What is being asked: Please return the records below exactly as they appear, leaving every picture out.

Interface dataset entries:

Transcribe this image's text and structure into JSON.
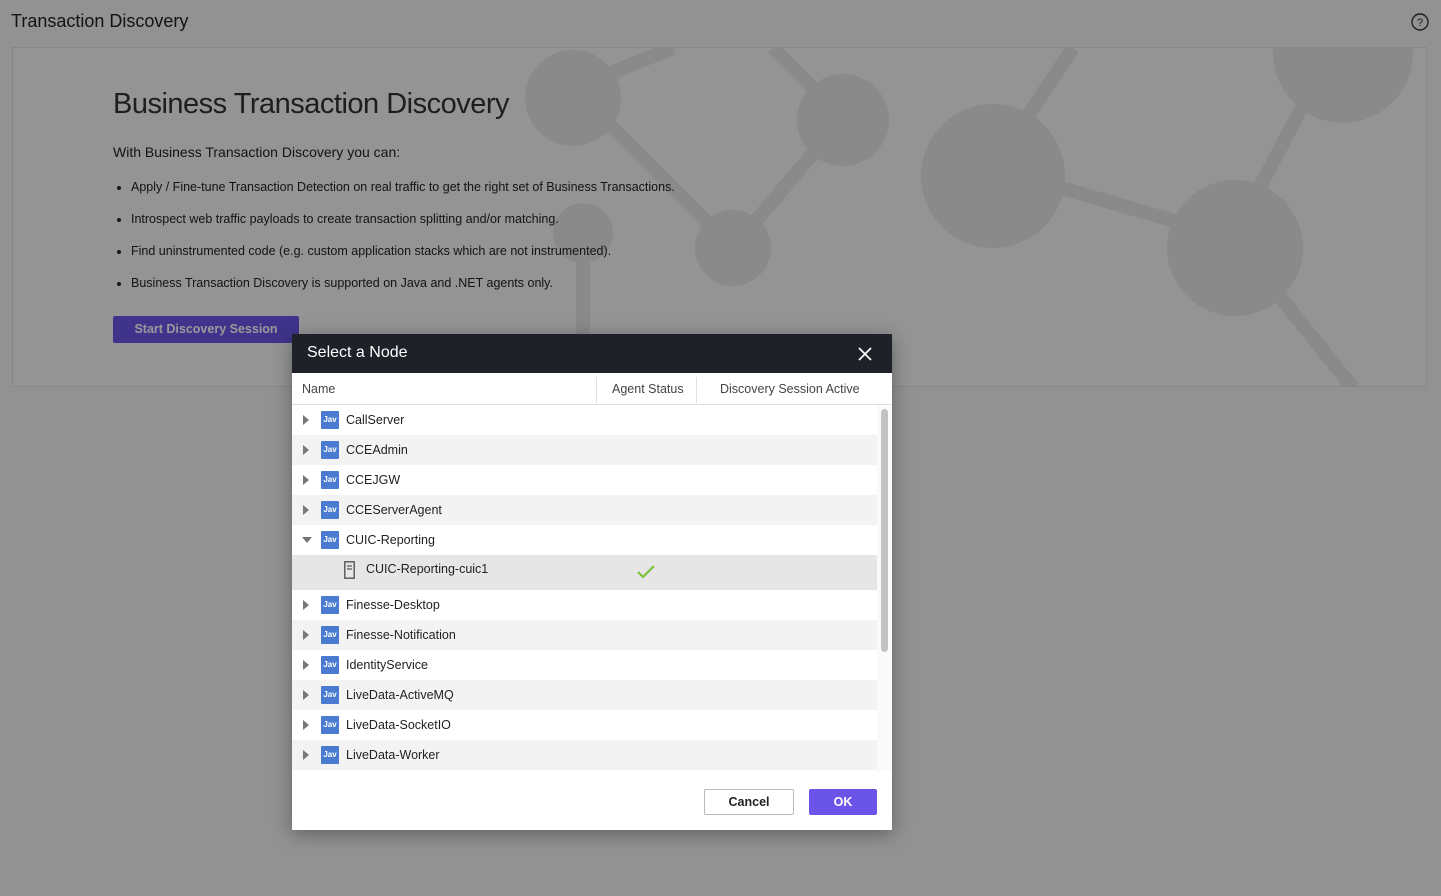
{
  "page": {
    "title": "Transaction Discovery",
    "help_icon": "help-icon"
  },
  "hero": {
    "title": "Business Transaction Discovery",
    "subtitle": "With Business Transaction Discovery you can:",
    "bullets": [
      "Apply / Fine-tune Transaction Detection on real traffic to get the right set of Business Transactions.",
      "Introspect web traffic payloads to create transaction splitting and/or matching.",
      "Find uninstrumented code (e.g. custom application stacks which are not instrumented).",
      "Business Transaction Discovery is supported on Java and .NET agents only."
    ],
    "start_button": "Start Discovery Session"
  },
  "modal": {
    "title": "Select a Node",
    "columns": [
      "Name",
      "Agent Status",
      "Discovery Session Active"
    ],
    "badge": "Jav",
    "tiers": [
      {
        "name": "CallServer",
        "expanded": false
      },
      {
        "name": "CCEAdmin",
        "expanded": false
      },
      {
        "name": "CCEJGW",
        "expanded": false
      },
      {
        "name": "CCEServerAgent",
        "expanded": false
      },
      {
        "name": "CUIC-Reporting",
        "expanded": true
      },
      {
        "name": "Finesse-Desktop",
        "expanded": false
      },
      {
        "name": "Finesse-Notification",
        "expanded": false
      },
      {
        "name": "IdentityService",
        "expanded": false
      },
      {
        "name": "LiveData-ActiveMQ",
        "expanded": false
      },
      {
        "name": "LiveData-SocketIO",
        "expanded": false
      },
      {
        "name": "LiveData-Worker",
        "expanded": false
      }
    ],
    "child_node": {
      "name": "CUIC-Reporting-cuic1",
      "agent_status": "check-icon",
      "selected": true
    },
    "cancel_label": "Cancel",
    "ok_label": "OK"
  },
  "colors": {
    "accent": "#6a55e8",
    "header_bg": "#1f2128",
    "java_badge": "#4a7bd0",
    "check": "#7bc23a"
  }
}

Solution for this task:
Transcribe this image's text and structure into JSON.
{
  "page": {
    "title": "Transaction Discovery",
    "help_icon": "help-icon"
  },
  "hero": {
    "title": "Business Transaction Discovery",
    "subtitle": "With Business Transaction Discovery you can:",
    "bullets": [
      "Apply / Fine-tune Transaction Detection on real traffic to get the right set of Business Transactions.",
      "Introspect web traffic payloads to create transaction splitting and/or matching.",
      "Find uninstrumented code (e.g. custom application stacks which are not instrumented).",
      "Business Transaction Discovery is supported on Java and .NET agents only."
    ],
    "start_button": "Start Discovery Session"
  },
  "modal": {
    "title": "Select a Node",
    "columns": [
      "Name",
      "Agent Status",
      "Discovery Session Active"
    ],
    "badge": "Jav",
    "tiers": [
      {
        "name": "CallServer",
        "expanded": false
      },
      {
        "name": "CCEAdmin",
        "expanded": false
      },
      {
        "name": "CCEJGW",
        "expanded": false
      },
      {
        "name": "CCEServerAgent",
        "expanded": false
      },
      {
        "name": "CUIC-Reporting",
        "expanded": true
      },
      {
        "name": "Finesse-Desktop",
        "expanded": false
      },
      {
        "name": "Finesse-Notification",
        "expanded": false
      },
      {
        "name": "IdentityService",
        "expanded": false
      },
      {
        "name": "LiveData-ActiveMQ",
        "expanded": false
      },
      {
        "name": "LiveData-SocketIO",
        "expanded": false
      },
      {
        "name": "LiveData-Worker",
        "expanded": false
      }
    ],
    "child_node": {
      "name": "CUIC-Reporting-cuic1",
      "agent_status": "check-icon",
      "selected": true
    },
    "cancel_label": "Cancel",
    "ok_label": "OK"
  },
  "colors": {
    "accent": "#6a55e8",
    "header_bg": "#1f2128",
    "java_badge": "#4a7bd0",
    "check": "#7bc23a"
  }
}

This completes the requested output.